Bam! Rip! Pop! Ominous sounds. I heard them one morning. They preceded feelings of shock, fear, and dismay. They produced thoughts of, “I better leave now.”
Have you ever had an epiphany? Merriam Webster online describes an epiphany as, “an illuminating discovery, realization, or disclosure.” I think we all have one now and then. Some can pop a profound “aha” into our consciousness. Some are not so profound. I’ll share one of mine; you be the judge of it’s profoundness.
Fall scents of dying leaves and hayfields tinged the early morning air as I left the house in my nursing uniform and cap. I worked at a nursing home and though in the 70’s, a time when nurses’ caps were becoming obsolete, our head nurse said it helped the elderly residents know who the nurse was, as opposed to aides and other workers. I loved my job, my husband, my two kids and our farm, the latter surrounded by woods and hills, and home to our cows, horses, chickens and dogs.
My husband and I had professions other than farming, necessary to support our small beef growing business. My “other” job started before his. Which is why he got to hear the same sounds I did; unfortunately, he was still home.
A little background is necessary. We had an old tractor. We had a hayfield full of bales. The night before we filled a wagon, pulled by the old tractor, with bales and drove into the yard for a late supper with unloading bales planned for dessert. Did I say the tractor was “old?”
After supper, the tractor, apparently deciding enough was enough, wouldn’t start. Finally, worn out ourselves, we gave in and left it parked—behind the car.
The car needed a little extra gas to start moving. So, like always, I started the car, gave the gas pedal a shove with my foot, and backed up like always to make it easier to turn around and leave the farmyard.

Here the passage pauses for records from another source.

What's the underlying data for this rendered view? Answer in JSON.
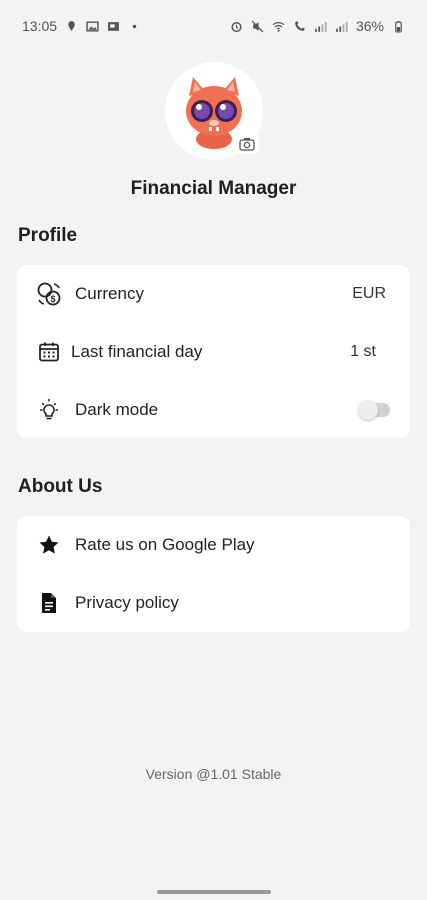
{
  "status_bar": {
    "time": "13:05",
    "battery": "36%"
  },
  "header": {
    "app_title": "Financial Manager"
  },
  "profile": {
    "section_title": "Profile",
    "items": [
      {
        "label": "Currency",
        "value": "EUR",
        "icon": "currency-exchange-icon"
      },
      {
        "label": "Last financial day",
        "value": "1 st",
        "icon": "calendar-icon"
      },
      {
        "label": "Dark mode",
        "toggle_on": false,
        "icon": "lightbulb-icon"
      }
    ]
  },
  "about": {
    "section_title": "About Us",
    "items": [
      {
        "label": "Rate us on Google Play",
        "icon": "star-icon"
      },
      {
        "label": "Privacy policy",
        "icon": "document-icon"
      }
    ]
  },
  "footer": {
    "version": "Version @1.01 Stable"
  }
}
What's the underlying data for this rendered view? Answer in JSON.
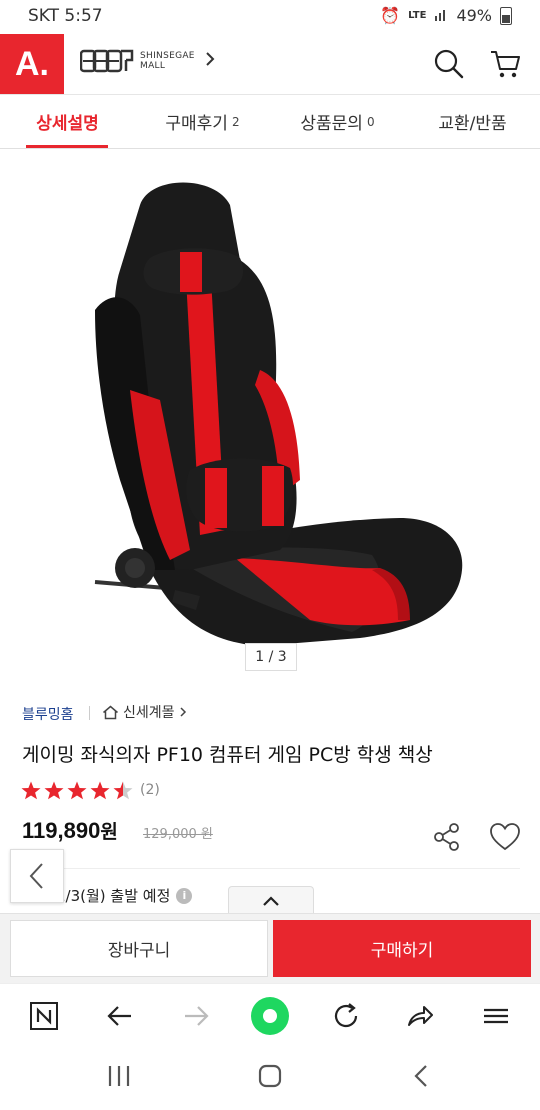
{
  "status_bar": {
    "carrier_time": "SKT 5:57",
    "network": "LTE",
    "battery": "49%"
  },
  "header": {
    "logo_text": "A.",
    "mall_brand_line1": "SHINSEGAE",
    "mall_brand_line2": "MALL",
    "search_icon": "search-icon",
    "cart_icon": "cart-icon"
  },
  "tabs": [
    {
      "label": "상세설명",
      "count": ""
    },
    {
      "label": "구매후기",
      "count": "2"
    },
    {
      "label": "상품문의",
      "count": "0"
    },
    {
      "label": "교환/반품",
      "count": ""
    }
  ],
  "product": {
    "image_pager": "1 / 3",
    "brand": "블루밍홈",
    "mall": "신세계몰",
    "title": "게이밍 좌식의자 PF10 컴퓨터 게임 PC방 학생 책상",
    "rating": 4.5,
    "review_count": "(2)",
    "price": "119,890",
    "price_unit": "원",
    "original_price": "129,000 원",
    "shipping": "1/3(월) 출발 예정",
    "share_icon": "share-icon",
    "wishlist_icon": "heart-icon"
  },
  "actions": {
    "cart_label": "장바구니",
    "buy_label": "구매하기"
  },
  "colors": {
    "accent": "#e8262e",
    "brand_link": "#1b3f8f",
    "nav_green": "#1ed760"
  }
}
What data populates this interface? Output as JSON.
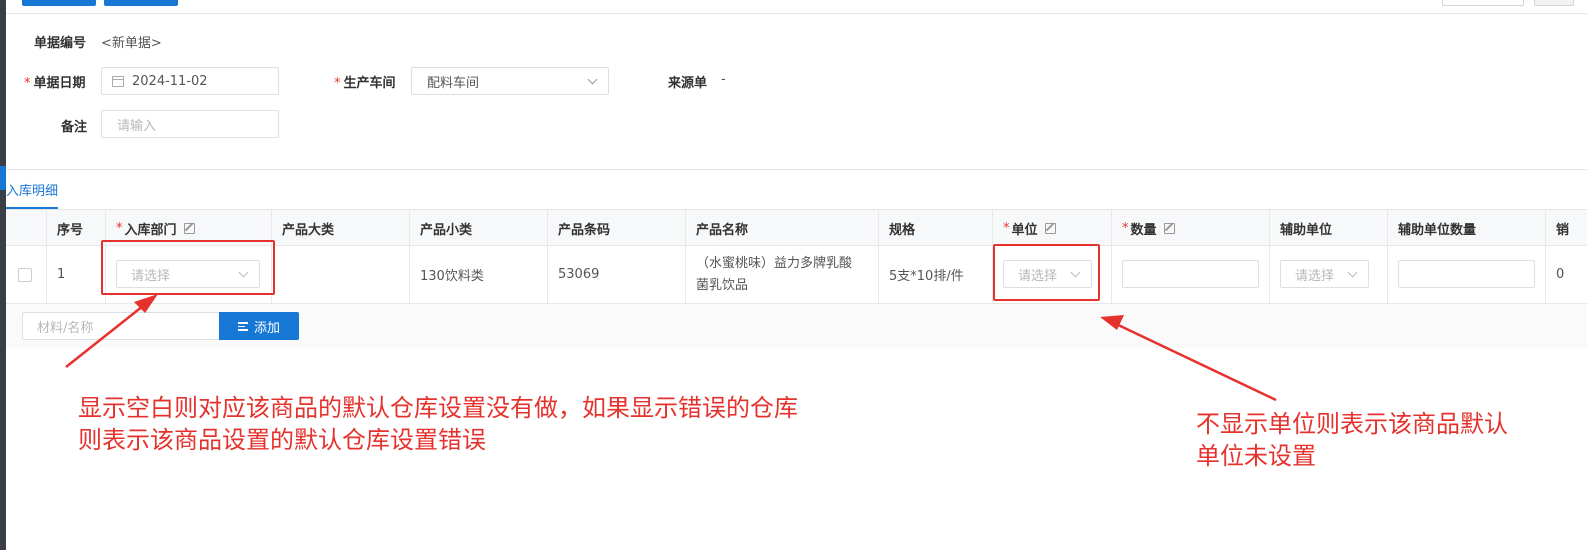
{
  "form": {
    "doc_no_label": "单据编号",
    "doc_no_value": "<新单据>",
    "date_label": "单据日期",
    "date_value": "2024-11-02",
    "workshop_label": "生产车间",
    "workshop_value": "配料车间",
    "source_label": "来源单",
    "source_value": "-",
    "remark_label": "备注",
    "remark_placeholder": "请输入",
    "required_mark": "*"
  },
  "tabs": [
    {
      "label": "入库明细",
      "active": true
    }
  ],
  "table": {
    "columns": [
      {
        "label": "序号"
      },
      {
        "label": "入库部门",
        "required": true,
        "editable": true
      },
      {
        "label": "产品大类"
      },
      {
        "label": "产品小类"
      },
      {
        "label": "产品条码"
      },
      {
        "label": "产品名称"
      },
      {
        "label": "规格"
      },
      {
        "label": "单位",
        "required": true,
        "editable": true
      },
      {
        "label": "数量",
        "required": true,
        "editable": true
      },
      {
        "label": "辅助单位"
      },
      {
        "label": "辅助单位数量"
      },
      {
        "label": "销"
      }
    ],
    "rows": [
      {
        "index": "1",
        "department_placeholder": "请选择",
        "category": "",
        "subcategory": "130饮料类",
        "barcode": "53069",
        "name_line1": "（水蜜桃味）益力多牌乳酸",
        "name_line2": "菌乳饮品",
        "spec": "5支*10排/件",
        "unit_placeholder": "请选择",
        "quantity": "",
        "aux_unit_placeholder": "请选择",
        "aux_quantity": "",
        "last_col": "0"
      }
    ]
  },
  "add_bar": {
    "placeholder": "材料/名称",
    "button_label": "添加"
  },
  "annotations": {
    "left_line1": "显示空白则对应该商品的默认仓库设置没有做，如果显示错误的仓库",
    "left_line2": "则表示该商品设置的默认仓库设置错误",
    "right_line1": "不显示单位则表示该商品默认",
    "right_line2": "单位未设置"
  },
  "colors": {
    "primary": "#1677d4",
    "required": "#e5322d",
    "annotation": "#e5322d"
  }
}
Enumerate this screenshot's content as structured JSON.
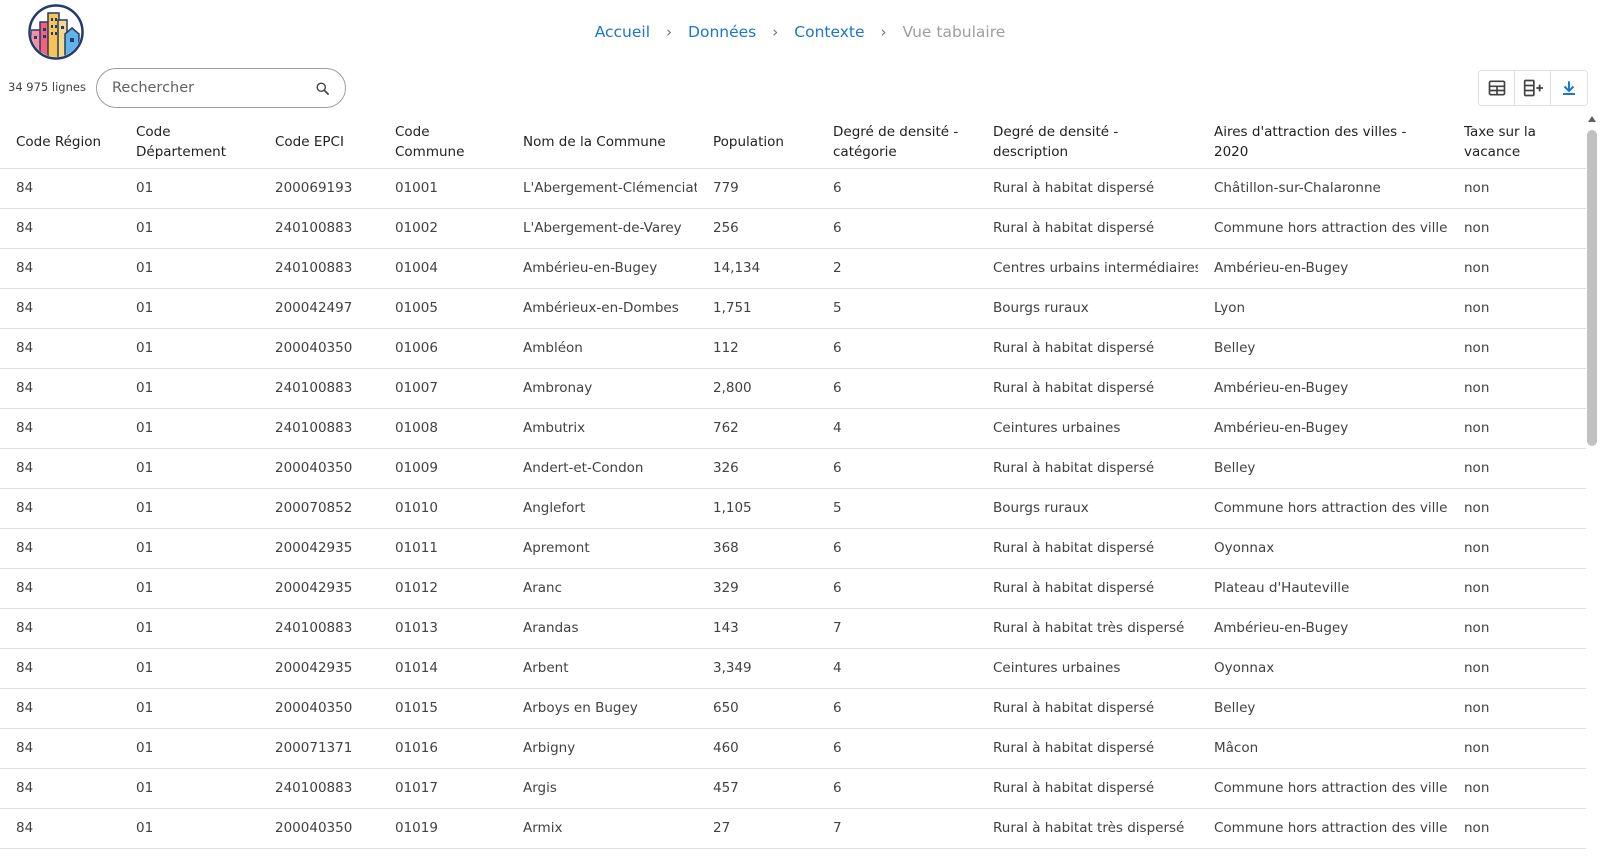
{
  "header": {
    "breadcrumb": [
      {
        "label": "Accueil"
      },
      {
        "label": "Données"
      },
      {
        "label": "Contexte"
      },
      {
        "label": "Vue tabulaire"
      }
    ],
    "separator": "›"
  },
  "toolbar": {
    "row_count": "34 975 lignes",
    "search_placeholder": "Rechercher",
    "search_value": ""
  },
  "icons": {
    "logo": "city-buildings-logo",
    "search": "search-icon",
    "table_view": "table-icon",
    "add_column": "add-column-icon",
    "download": "download-icon"
  },
  "colors": {
    "accent": "#1976d2",
    "muted": "#9e9e9e"
  },
  "table": {
    "columns": [
      "Code Région",
      "Code Département",
      "Code EPCI",
      "Code Commune",
      "Nom de la Commune",
      "Population",
      "Degré de densité - catégorie",
      "Degré de densité - description",
      "Aires d'attraction des villes - 2020",
      "Taxe sur la vacance"
    ],
    "rows": [
      [
        "84",
        "01",
        "200069193",
        "01001",
        "L'Abergement-Clémenciat",
        "779",
        "6",
        "Rural à habitat dispersé",
        "Châtillon-sur-Chalaronne",
        "non"
      ],
      [
        "84",
        "01",
        "240100883",
        "01002",
        "L'Abergement-de-Varey",
        "256",
        "6",
        "Rural à habitat dispersé",
        "Commune hors attraction des villes",
        "non"
      ],
      [
        "84",
        "01",
        "240100883",
        "01004",
        "Ambérieu-en-Bugey",
        "14,134",
        "2",
        "Centres urbains intermédiaires",
        "Ambérieu-en-Bugey",
        "non"
      ],
      [
        "84",
        "01",
        "200042497",
        "01005",
        "Ambérieux-en-Dombes",
        "1,751",
        "5",
        "Bourgs ruraux",
        "Lyon",
        "non"
      ],
      [
        "84",
        "01",
        "200040350",
        "01006",
        "Ambléon",
        "112",
        "6",
        "Rural à habitat dispersé",
        "Belley",
        "non"
      ],
      [
        "84",
        "01",
        "240100883",
        "01007",
        "Ambronay",
        "2,800",
        "6",
        "Rural à habitat dispersé",
        "Ambérieu-en-Bugey",
        "non"
      ],
      [
        "84",
        "01",
        "240100883",
        "01008",
        "Ambutrix",
        "762",
        "4",
        "Ceintures urbaines",
        "Ambérieu-en-Bugey",
        "non"
      ],
      [
        "84",
        "01",
        "200040350",
        "01009",
        "Andert-et-Condon",
        "326",
        "6",
        "Rural à habitat dispersé",
        "Belley",
        "non"
      ],
      [
        "84",
        "01",
        "200070852",
        "01010",
        "Anglefort",
        "1,105",
        "5",
        "Bourgs ruraux",
        "Commune hors attraction des villes",
        "non"
      ],
      [
        "84",
        "01",
        "200042935",
        "01011",
        "Apremont",
        "368",
        "6",
        "Rural à habitat dispersé",
        "Oyonnax",
        "non"
      ],
      [
        "84",
        "01",
        "200042935",
        "01012",
        "Aranc",
        "329",
        "6",
        "Rural à habitat dispersé",
        "Plateau d'Hauteville",
        "non"
      ],
      [
        "84",
        "01",
        "240100883",
        "01013",
        "Arandas",
        "143",
        "7",
        "Rural à habitat très dispersé",
        "Ambérieu-en-Bugey",
        "non"
      ],
      [
        "84",
        "01",
        "200042935",
        "01014",
        "Arbent",
        "3,349",
        "4",
        "Ceintures urbaines",
        "Oyonnax",
        "non"
      ],
      [
        "84",
        "01",
        "200040350",
        "01015",
        "Arboys en Bugey",
        "650",
        "6",
        "Rural à habitat dispersé",
        "Belley",
        "non"
      ],
      [
        "84",
        "01",
        "200071371",
        "01016",
        "Arbigny",
        "460",
        "6",
        "Rural à habitat dispersé",
        "Mâcon",
        "non"
      ],
      [
        "84",
        "01",
        "240100883",
        "01017",
        "Argis",
        "457",
        "6",
        "Rural à habitat dispersé",
        "Commune hors attraction des villes",
        "non"
      ],
      [
        "84",
        "01",
        "200040350",
        "01019",
        "Armix",
        "27",
        "7",
        "Rural à habitat très dispersé",
        "Commune hors attraction des villes",
        "non"
      ]
    ]
  }
}
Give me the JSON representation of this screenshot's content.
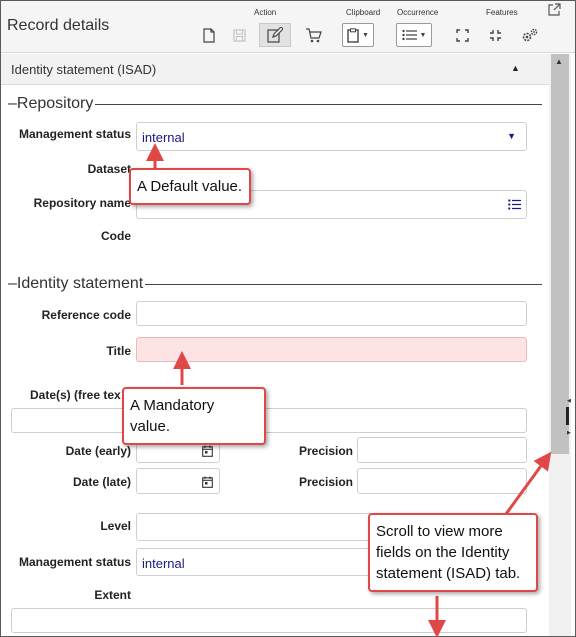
{
  "header": {
    "title": "Record details",
    "groups": {
      "action": "Action",
      "clipboard": "Clipboard",
      "occurrence": "Occurrence",
      "features": "Features"
    },
    "icons": [
      "new-document-icon",
      "save-icon",
      "edit-icon",
      "cart-icon",
      "clipboard-icon",
      "list-icon",
      "expand-icon",
      "collapse-icon",
      "settings-icon",
      "popout-icon"
    ]
  },
  "section": {
    "title": "Identity statement (ISAD)"
  },
  "repository": {
    "legend": "Repository",
    "management_status_label": "Management status",
    "management_status_value": "internal",
    "dataset_label": "Dataset",
    "repository_name_label": "Repository name",
    "code_label": "Code"
  },
  "identity": {
    "legend": "Identity statement",
    "reference_code_label": "Reference code",
    "title_label": "Title",
    "dates_free_text_label": "Date(s) (free tex",
    "date_early_label": "Date (early)",
    "date_late_label": "Date (late)",
    "precision_label": "Precision",
    "level_label": "Level",
    "management_status_label": "Management status",
    "management_status_value": "internal",
    "extent_label": "Extent"
  },
  "callouts": {
    "default": "A Default value.",
    "mandatory": "A Mandatory value.",
    "scroll": "Scroll to view more fields on the Identity statement (ISAD) tab."
  },
  "colors": {
    "callout_border": "#e04848",
    "mandatory_fill": "#fde3e3",
    "value_text": "#1a1a80"
  }
}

Bam! That was the loader arm which the tractor had pointing forward like a bug’s feeler, putting a big hole, right in the center of my trunk.
Rip! That was the loader arm leaving the trunk as I hastily gunned the car forward to get away from that monster.
Pop! That was the loader arm letting go of the trunk as the car jerked forward and stopped again when I braked, now free of entanglements.
Shock. That was the feeling that I could do such a thing.
Fear. That was the feeling I got when I looked at the house in time to see my husband looking out the door at me, then slamming the door with much gusto.
Dismay. That only barely encompassed the myriad of feelings rushing through my mind and limbs.
I drove to work. I gave medications and dealt with a multitude of tasks that day, all the while ruminating about what would happen when I returned home. (See, I can multitask.) Was my marriage intact while my car wasn’t? Could it be fixed while my car couldn’t?
Anticlimactically, my husband was calm and accepting when I got home. He placed duct tape on the hole. (It took a lot of duct tape.) The next day my little daughter, age 3, decorated her little riding car with duct tape on the back too.
So I had an epiphany–Sometimes it’s okay to leave the scene of the crime! Husbands do need time to calm down so don’t bother them with your stuff right away.
I also confirmed versions of some old proverbs I’d heard—get out while the gettin’s good, and time does help heal old wounds, (except on a car.) And sometimes you are teaching your kids lessons about life even when you don’t plan to: “you can usually fix it with duct tape, and an ounce of prevention is worth a pound of cure.” I should have had duct tape on the trunk already! After all, my daughter never got a hole in her trunk when she backed into things after that!